Return all the data verbatim but without images.
[[ Data in this exercise, beginning ]]
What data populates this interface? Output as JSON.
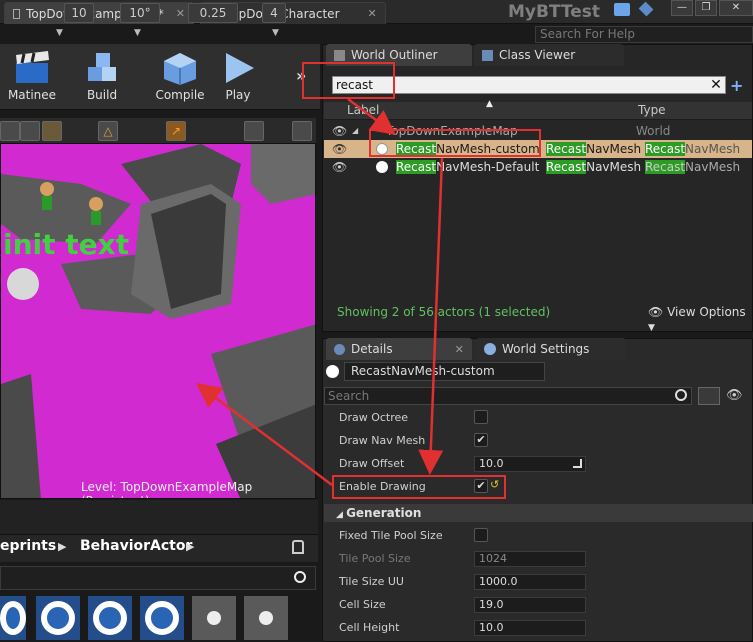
{
  "titlebar": {
    "tabs": [
      {
        "label": "TopDownExampleMap*",
        "active": true
      },
      {
        "label": "TopDownCharacter",
        "active": false
      }
    ],
    "project": "MyBTTest",
    "help_placeholder": "Search For Help"
  },
  "toolbar": {
    "buttons": [
      {
        "label": "Matinee",
        "icon": "clapperboard-icon"
      },
      {
        "label": "Build",
        "icon": "cubes-icon"
      },
      {
        "label": "Compile",
        "icon": "grid-cube-icon"
      },
      {
        "label": "Play",
        "icon": "play-icon"
      }
    ],
    "more": "»"
  },
  "viewport_toolbar": {
    "grid_value": "10",
    "rotation_value": "10°",
    "scale_value": "0.25",
    "camera_value": "4"
  },
  "viewport": {
    "overlay_text": "init text",
    "level_label": "Level:",
    "level_name": "TopDownExampleMap (Persistent)",
    "colors": {
      "floor": "#d02ad0"
    }
  },
  "content_browser": {
    "crumb1": "eprints",
    "crumb2": "BehaviorActor"
  },
  "outliner": {
    "tabs": [
      {
        "label": "World Outliner",
        "active": true
      },
      {
        "label": "Class Viewer",
        "active": false
      }
    ],
    "search_value": "recast",
    "col_label": "Label",
    "col_type": "Type",
    "rows": [
      {
        "label": "TopDownExampleMap",
        "type": "World",
        "selected": false,
        "level": 0
      },
      {
        "label_hl": "Recast",
        "label_rest": "NavMesh-custom",
        "type_hl1": "Recast",
        "type_mid": "NavMesh",
        "type_hl2": "Recast",
        "type_rest": "NavMesh",
        "selected": true,
        "level": 1
      },
      {
        "label_hl": "Recast",
        "label_rest": "NavMesh-Default",
        "type_hl1": "Recast",
        "type_mid": "NavMesh",
        "type_hl2": "Recast",
        "type_rest": "NavMesh",
        "selected": false,
        "level": 1
      }
    ],
    "status": "Showing 2 of 56 actors (1 selected)",
    "view_options": "View Options"
  },
  "details": {
    "tabs": [
      {
        "label": "Details",
        "active": true
      },
      {
        "label": "World Settings",
        "active": false
      }
    ],
    "actor_name": "RecastNavMesh-custom",
    "search_placeholder": "Search",
    "props": [
      {
        "label": "Draw Octree",
        "kind": "check",
        "checked": false
      },
      {
        "label": "Draw Nav Mesh",
        "kind": "check",
        "checked": true
      },
      {
        "label": "Draw Offset",
        "kind": "num",
        "value": "10.0"
      },
      {
        "label": "Enable Drawing",
        "kind": "check",
        "checked": true
      }
    ],
    "category": "Generation",
    "gen_props": [
      {
        "label": "Fixed Tile Pool Size",
        "kind": "check",
        "checked": false
      },
      {
        "label": "Tile Pool Size",
        "kind": "num",
        "value": "1024",
        "disabled": true
      },
      {
        "label": "Tile Size UU",
        "kind": "num",
        "value": "1000.0"
      },
      {
        "label": "Cell Size",
        "kind": "num",
        "value": "19.0"
      },
      {
        "label": "Cell Height",
        "kind": "num",
        "value": "10.0"
      }
    ]
  },
  "annotation_colors": {
    "highlight": "#e03030",
    "match": "#2c9c24"
  }
}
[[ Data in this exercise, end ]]
* [Answer below]:
What data populates this interface? Output as JSON.
{
  "titlebar": {
    "tabs": [
      {
        "label": "TopDownExampleMap*",
        "active": true
      },
      {
        "label": "TopDownCharacter",
        "active": false
      }
    ],
    "project": "MyBTTest",
    "help_placeholder": "Search For Help"
  },
  "toolbar": {
    "buttons": [
      {
        "label": "Matinee",
        "icon": "clapperboard-icon"
      },
      {
        "label": "Build",
        "icon": "cubes-icon"
      },
      {
        "label": "Compile",
        "icon": "grid-cube-icon"
      },
      {
        "label": "Play",
        "icon": "play-icon"
      }
    ],
    "more": "»"
  },
  "viewport_toolbar": {
    "grid_value": "10",
    "rotation_value": "10°",
    "scale_value": "0.25",
    "camera_value": "4"
  },
  "viewport": {
    "overlay_text": "init text",
    "level_label": "Level:",
    "level_name": "TopDownExampleMap (Persistent)",
    "colors": {
      "floor": "#d02ad0"
    }
  },
  "content_browser": {
    "crumb1": "eprints",
    "crumb2": "BehaviorActor"
  },
  "outliner": {
    "tabs": [
      {
        "label": "World Outliner",
        "active": true
      },
      {
        "label": "Class Viewer",
        "active": false
      }
    ],
    "search_value": "recast",
    "col_label": "Label",
    "col_type": "Type",
    "rows": [
      {
        "label": "TopDownExampleMap",
        "type": "World",
        "selected": false,
        "level": 0
      },
      {
        "label_hl": "Recast",
        "label_rest": "NavMesh-custom",
        "type_hl1": "Recast",
        "type_mid": "NavMesh",
        "type_hl2": "Recast",
        "type_rest": "NavMesh",
        "selected": true,
        "level": 1
      },
      {
        "label_hl": "Recast",
        "label_rest": "NavMesh-Default",
        "type_hl1": "Recast",
        "type_mid": "NavMesh",
        "type_hl2": "Recast",
        "type_rest": "NavMesh",
        "selected": false,
        "level": 1
      }
    ],
    "status": "Showing 2 of 56 actors (1 selected)",
    "view_options": "View Options"
  },
  "details": {
    "tabs": [
      {
        "label": "Details",
        "active": true
      },
      {
        "label": "World Settings",
        "active": false
      }
    ],
    "actor_name": "RecastNavMesh-custom",
    "search_placeholder": "Search",
    "props": [
      {
        "label": "Draw Octree",
        "kind": "check",
        "checked": false
      },
      {
        "label": "Draw Nav Mesh",
        "kind": "check",
        "checked": true
      },
      {
        "label": "Draw Offset",
        "kind": "num",
        "value": "10.0"
      },
      {
        "label": "Enable Drawing",
        "kind": "check",
        "checked": true
      }
    ],
    "category": "Generation",
    "gen_props": [
      {
        "label": "Fixed Tile Pool Size",
        "kind": "check",
        "checked": false
      },
      {
        "label": "Tile Pool Size",
        "kind": "num",
        "value": "1024",
        "disabled": true
      },
      {
        "label": "Tile Size UU",
        "kind": "num",
        "value": "1000.0"
      },
      {
        "label": "Cell Size",
        "kind": "num",
        "value": "19.0"
      },
      {
        "label": "Cell Height",
        "kind": "num",
        "value": "10.0"
      }
    ]
  },
  "annotation_colors": {
    "highlight": "#e03030",
    "match": "#2c9c24"
  }
}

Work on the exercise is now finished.